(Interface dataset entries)
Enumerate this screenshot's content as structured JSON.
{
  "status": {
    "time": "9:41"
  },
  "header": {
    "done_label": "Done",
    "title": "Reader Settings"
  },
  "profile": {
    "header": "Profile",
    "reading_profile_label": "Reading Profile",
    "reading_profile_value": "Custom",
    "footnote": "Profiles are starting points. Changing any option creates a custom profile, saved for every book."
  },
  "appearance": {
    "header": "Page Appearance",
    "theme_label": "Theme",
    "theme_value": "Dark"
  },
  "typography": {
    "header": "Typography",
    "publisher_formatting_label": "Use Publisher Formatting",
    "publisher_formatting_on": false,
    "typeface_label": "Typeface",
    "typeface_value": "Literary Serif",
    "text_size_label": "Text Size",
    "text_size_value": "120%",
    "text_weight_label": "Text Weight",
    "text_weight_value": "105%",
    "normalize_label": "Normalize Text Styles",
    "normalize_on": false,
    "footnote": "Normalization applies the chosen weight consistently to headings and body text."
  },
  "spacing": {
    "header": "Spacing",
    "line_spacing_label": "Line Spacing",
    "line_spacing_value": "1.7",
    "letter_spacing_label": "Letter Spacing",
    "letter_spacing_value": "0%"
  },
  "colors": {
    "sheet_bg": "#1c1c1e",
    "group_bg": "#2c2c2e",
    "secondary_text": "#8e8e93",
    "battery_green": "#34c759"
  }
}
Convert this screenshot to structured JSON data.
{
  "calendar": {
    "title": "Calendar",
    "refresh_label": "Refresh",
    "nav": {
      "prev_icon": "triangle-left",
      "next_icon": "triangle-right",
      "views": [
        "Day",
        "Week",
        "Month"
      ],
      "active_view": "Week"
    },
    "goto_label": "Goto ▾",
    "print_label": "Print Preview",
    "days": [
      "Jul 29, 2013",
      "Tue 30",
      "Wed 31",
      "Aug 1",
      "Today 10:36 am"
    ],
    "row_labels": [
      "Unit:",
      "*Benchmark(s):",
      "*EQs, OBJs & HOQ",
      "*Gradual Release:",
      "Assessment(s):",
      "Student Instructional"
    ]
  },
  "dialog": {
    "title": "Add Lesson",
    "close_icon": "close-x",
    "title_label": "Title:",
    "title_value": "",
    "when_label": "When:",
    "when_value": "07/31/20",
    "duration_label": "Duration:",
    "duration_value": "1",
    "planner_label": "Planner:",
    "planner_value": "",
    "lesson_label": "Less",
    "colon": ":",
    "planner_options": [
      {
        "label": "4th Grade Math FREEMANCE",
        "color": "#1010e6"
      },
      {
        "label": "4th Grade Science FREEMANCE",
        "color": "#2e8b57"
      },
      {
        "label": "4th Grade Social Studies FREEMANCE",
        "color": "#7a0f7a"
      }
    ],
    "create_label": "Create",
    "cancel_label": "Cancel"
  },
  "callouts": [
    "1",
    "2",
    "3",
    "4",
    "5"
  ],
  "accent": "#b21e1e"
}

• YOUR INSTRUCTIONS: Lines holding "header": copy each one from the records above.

• ANSWER SECTION:
  "header": {
    "header": "Profile",
    "header": "Page Appearance",
    "header": "Typography",
    "header": "Spacing",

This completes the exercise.